Mayor Michael R. Bloomberg has spearheaded this sugar-reduction campaign with the view that the move will help to save lives. New Yorkers have high rates of diabetes and obesity-related health problems, and according to the city’s health department 5,000 New Yorkers die every year due to obesity-related health issues. Conflicting polls show that New Yorkers have mixed feelings about the ban, with some rallying against the idea of a ban, and others hoping that other US cities will follow suit.
Unsurprisingly, the American soft-drink industry has been campaigning strongly against the measure, and recently vowed to fight it through any legal means possible. Eliot Hoff, spokesperson for the industry-funded group New Yorkers for Beverage Choices, cites public opinion and local businesses as major arguments against the impending ban. One advert by the soda industry argues that the policy restricts consumers’ freedom to buy beverages.

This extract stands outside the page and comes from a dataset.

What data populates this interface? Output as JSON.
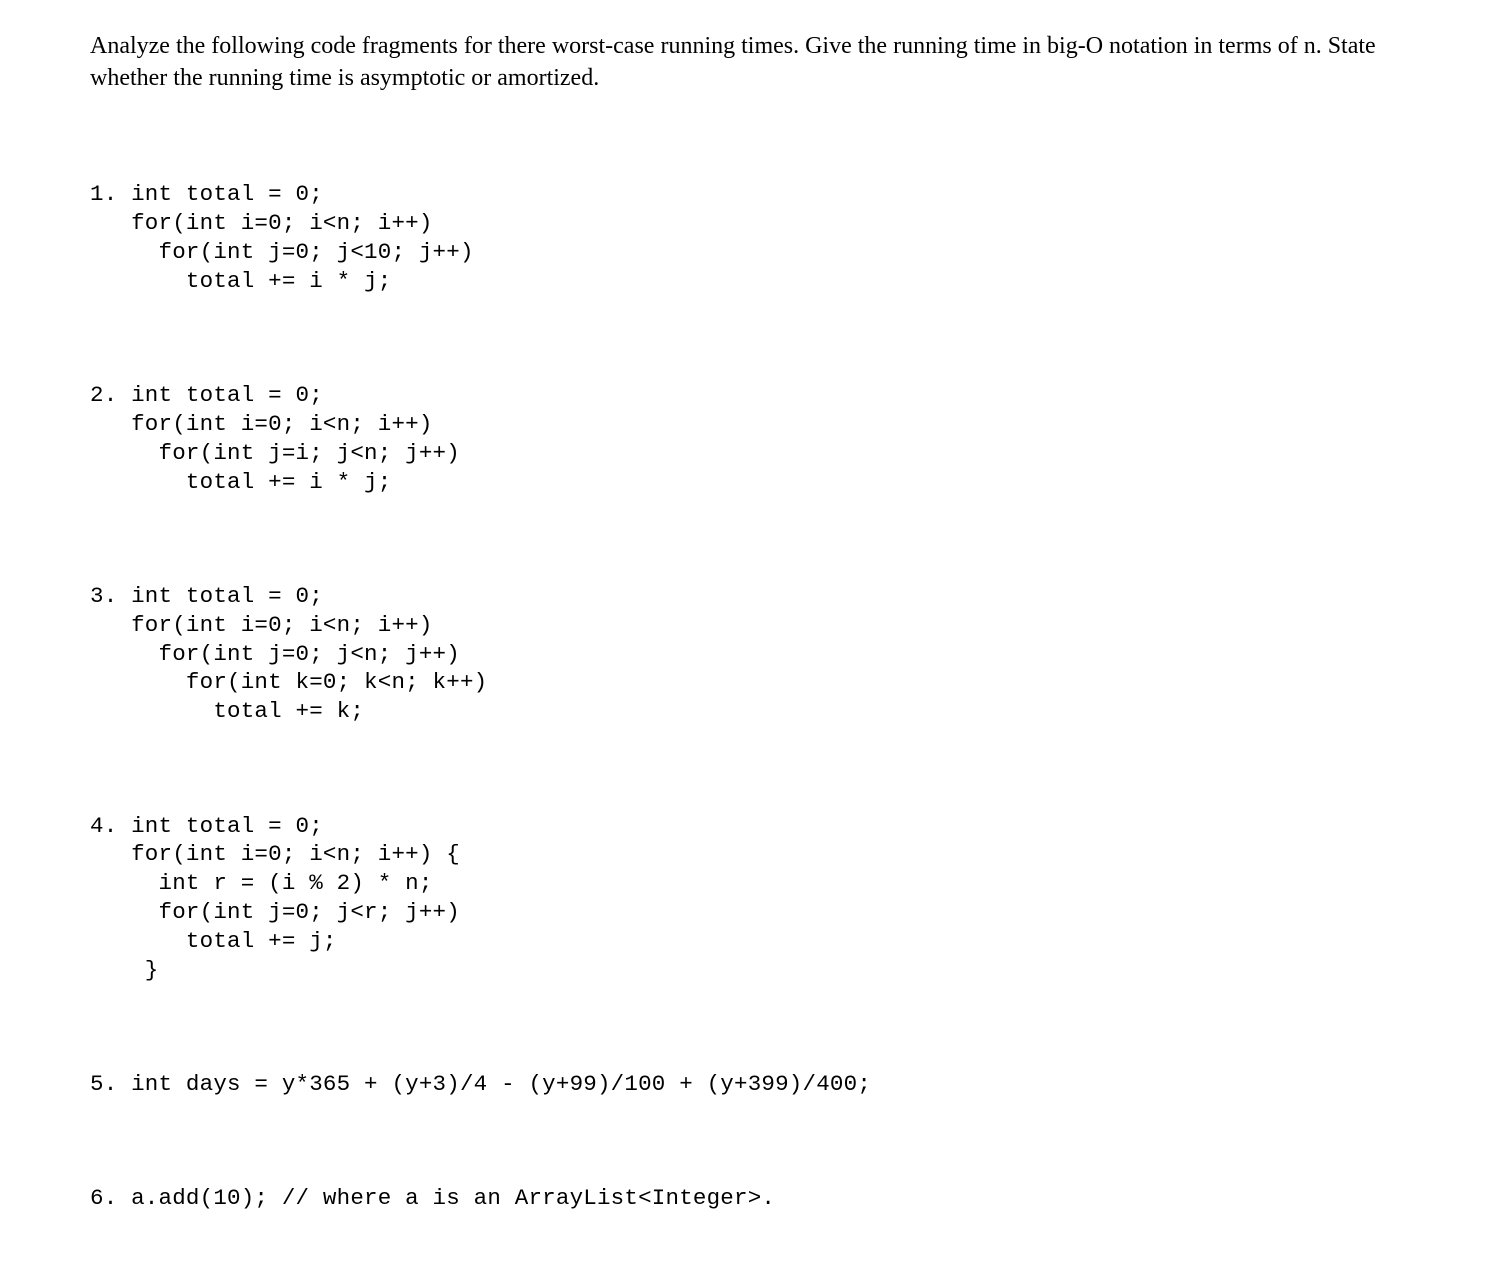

However only outlets such as movie theaters, restaurants, and stadium concession stands, which are inspected by the health department, will be banned from selling large sodas, as convenience stores and vending machines will be exempt from the ban.
American citizens who are for the ban point out that consumers can still purchase additional soft drinks at all venues, if the smaller quantities do not satisfy them, but that the ban will make it less common for New Yorkers to guzzle 16 oz sodas in one sitting.
The ban will come into place on March 12, pending judge approval.